It's likely that you've read my travel story in Baltimore Style Magazine about my father-son trip to Warsaw with a side-trip to Krakow.

But have you seen my article about our excursion to Gdansk published in Go World Travel?

Across the Baltic Sea from Scandinavia, and bordered by Germany, Lithuania, and Kaliningrad (Russia), Gdansk is a city influenced by them all. It also holds an important place on the stage of world history: Gdansk was the place where the first shots of World War II were fired, and home of the Solidarity Movement, which initiated the end of Soviet occupation across Eastern Europe.

Read all about it: check out "Solidarity in Gdansk: A Father-Son Trip in Poland" published in Go World Travel.



Tuesday, June 12, 2018

Where to Now? The Baltic States

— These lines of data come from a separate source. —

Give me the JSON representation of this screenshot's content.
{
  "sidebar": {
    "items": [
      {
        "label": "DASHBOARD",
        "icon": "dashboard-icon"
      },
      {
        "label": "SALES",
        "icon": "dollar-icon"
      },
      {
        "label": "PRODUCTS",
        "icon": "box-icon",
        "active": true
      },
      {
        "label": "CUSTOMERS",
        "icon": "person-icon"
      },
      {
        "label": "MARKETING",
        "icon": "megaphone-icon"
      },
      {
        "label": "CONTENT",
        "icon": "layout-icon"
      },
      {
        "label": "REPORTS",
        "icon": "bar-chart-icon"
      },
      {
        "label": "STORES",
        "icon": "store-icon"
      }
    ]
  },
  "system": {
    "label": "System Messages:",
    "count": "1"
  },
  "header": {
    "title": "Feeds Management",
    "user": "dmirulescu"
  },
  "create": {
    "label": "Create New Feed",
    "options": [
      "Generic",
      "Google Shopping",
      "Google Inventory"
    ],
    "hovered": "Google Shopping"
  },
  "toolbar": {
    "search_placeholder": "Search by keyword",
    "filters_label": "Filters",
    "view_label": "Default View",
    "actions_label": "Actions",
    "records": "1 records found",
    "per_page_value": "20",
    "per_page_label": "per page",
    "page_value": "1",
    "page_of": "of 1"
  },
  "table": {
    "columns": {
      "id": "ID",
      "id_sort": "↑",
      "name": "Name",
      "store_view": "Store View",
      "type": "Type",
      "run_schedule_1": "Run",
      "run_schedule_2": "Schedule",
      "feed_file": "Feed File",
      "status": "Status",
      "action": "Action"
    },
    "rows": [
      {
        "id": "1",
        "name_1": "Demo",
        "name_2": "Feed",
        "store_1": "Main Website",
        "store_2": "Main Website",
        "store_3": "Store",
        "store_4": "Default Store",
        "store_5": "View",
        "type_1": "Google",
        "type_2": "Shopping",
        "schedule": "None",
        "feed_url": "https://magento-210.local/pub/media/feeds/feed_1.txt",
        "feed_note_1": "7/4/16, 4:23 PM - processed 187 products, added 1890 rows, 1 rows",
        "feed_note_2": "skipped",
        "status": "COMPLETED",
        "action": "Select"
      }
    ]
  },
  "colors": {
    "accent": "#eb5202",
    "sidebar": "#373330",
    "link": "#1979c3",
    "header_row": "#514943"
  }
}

We've finally dusted the Moroccan and Italian dust from our shoes. That means it's time to hit the road again. Active wheels don't rust, right?

Where to next? The Baltic States.

In Latvia, we'll marvel at medieval architecture in the Old City and Old Town Square, and we'll hit the beaches, parks, and architecture in Jurmala.

In Lithuania, we'll explore Vilnius, countryside castles, and the famous Hill of Crosses.

We loved Estonia a few years back, but will most likely save it for another visit, wanting to focus on the Ls.

There's so much to see. But after a few weeks in Italy, we anticipate it being a little more laid back and less crowded.

Regardless, we'll enjoy exploring! What would you do with two weeks in Latvia and Lithuania?